FDNY seeks consultant to prevent doxing
“It’s shocking that the department doesn’t already have such a plan,” said Oren Barzilay, president of Local 2507, which represents EMTs, medics and inspectors
By Leila Merrill
NEW YORK — The FDNY is looking to increase its cybersecurity in order to protect its first responders from doxing, the New York Post reported.
The city put out a call recently for consultant services “for the development and implementation of protective strategies to address the cyber threat of doxing and to provide resiliency for the security of personal information.”
A spokesman for FDNY said the decision to hire a consultant was not triggered by an incident.
FDNY databases contain personal information about its 15,000 emergency responders and other workers, its retirees and its patients.
The cybersecurity professional would help implement anti-hack software and develop a training program for workers, the note to potential bidders states.
A union leader criticized FDNY’s timing.
“It’s an attempt to protect those who protect others. But it’s shocking that the department doesn’t already have such a plan in place,” said Oren Barzilay, president of Local 2507, the union that represents FDNY EMTs, paramedics and fire inspectors. “It’s very alarming.”

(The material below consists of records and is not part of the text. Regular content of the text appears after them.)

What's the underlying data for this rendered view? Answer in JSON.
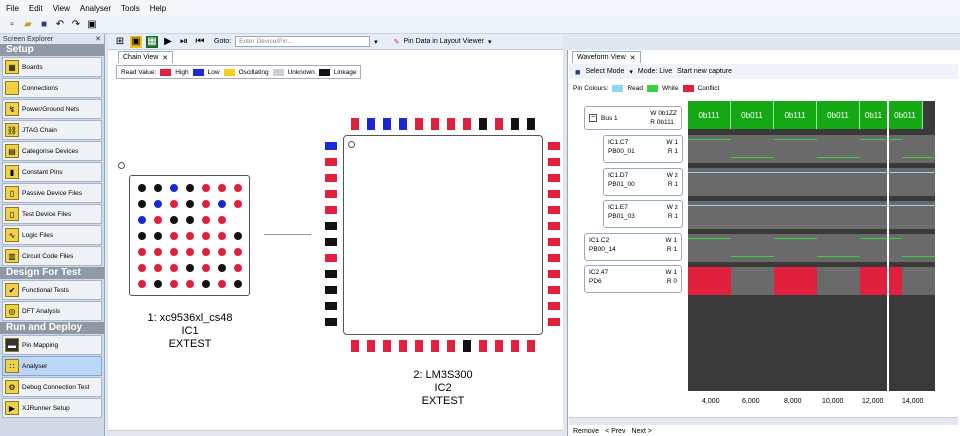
{
  "menu": [
    "File",
    "Edit",
    "View",
    "Analyser",
    "Tools",
    "Help"
  ],
  "explorer": {
    "title": "Screen Explorer",
    "sections": [
      {
        "title": "Setup",
        "items": [
          "Boards",
          "Connections",
          "Power/Ground Nets",
          "JTAG Chain",
          "Categorise Devices",
          "Constant Pins",
          "Passive Device Files",
          "Test Device Files",
          "Logic Files",
          "Circuit Code Files"
        ]
      },
      {
        "title": "Design For Test",
        "items": [
          "Functional Tests",
          "DFT Analysis"
        ]
      },
      {
        "title": "Run and Deploy",
        "items": [
          "Pin Mapping",
          "Analyser",
          "Debug Connection Test",
          "XJRunner Setup"
        ]
      }
    ],
    "selected": "Analyser"
  },
  "chain_toolbar": {
    "goto_label": "Goto:",
    "goto_placeholder": "Enter Device/Pin...",
    "pin_data_label": "Pin Data in Layout Viewer"
  },
  "chain_view": {
    "tab": "Chain View",
    "legend_title": "Read Value:",
    "legend": [
      {
        "label": "High",
        "color": "#e0203c"
      },
      {
        "label": "Low",
        "color": "#1a2ad8"
      },
      {
        "label": "Oscillating",
        "color": "#f4d21a"
      },
      {
        "label": "Unknown",
        "color": "#cfcfcf"
      },
      {
        "label": "Linkage",
        "color": "#111111"
      }
    ],
    "device1": {
      "line1": "1: xc9536xl_cs48",
      "line2": "IC1",
      "line3": "EXTEST"
    },
    "device2": {
      "line1": "2: LM3S300",
      "line2": "IC2",
      "line3": "EXTEST"
    }
  },
  "waveform": {
    "tab": "Waveform View",
    "toolbar": {
      "select_mode": "Select Mode",
      "mode": "Mode: Live",
      "capture": "Start new capture"
    },
    "pin_colours_label": "Pin Colours:",
    "pin_colours": [
      {
        "label": "Read",
        "color": "#8fd6f2"
      },
      {
        "label": "White",
        "color": "#3ad23a"
      },
      {
        "label": "Conflict",
        "color": "#e0203c"
      }
    ],
    "signals": [
      {
        "name": "Bus 1",
        "w_label": "W",
        "w_val": "0b1ZZ",
        "r_label": "R",
        "r_val": "0b111"
      },
      {
        "name": "IC1.C7",
        "name2": "PB00_01",
        "w_label": "W",
        "w_val": "1",
        "r_label": "R",
        "r_val": "1"
      },
      {
        "name": "IC1.D7",
        "name2": "PB01_00",
        "w_label": "W",
        "w_val": "z",
        "r_label": "R",
        "r_val": "1"
      },
      {
        "name": "IC1.E7",
        "name2": "PB01_03",
        "w_label": "W",
        "w_val": "z",
        "r_label": "R",
        "r_val": "1"
      },
      {
        "name": "IC1.C2",
        "name2": "PB00_14",
        "w_label": "W",
        "w_val": "1",
        "r_label": "R",
        "r_val": "1"
      },
      {
        "name": "IC2.47",
        "name2": "PD6",
        "w_label": "W",
        "w_val": "1",
        "r_label": "R",
        "r_val": "0"
      }
    ],
    "bus_values": [
      "0b111",
      "0b011",
      "0b111",
      "0b011",
      "0b11",
      "0b011"
    ],
    "ticks": [
      "4,000",
      "6,000",
      "8,000",
      "10,000",
      "12,000",
      "14,000"
    ],
    "footer": [
      "Remove",
      "< Prev",
      "Next >"
    ]
  }
}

Andrew Ansbro, president of the city’s Uniformed Firefighters Association, told the Post that the FDNY’s cybersecurity initiative seems like an attempt to proactively fight doxing and data breaches.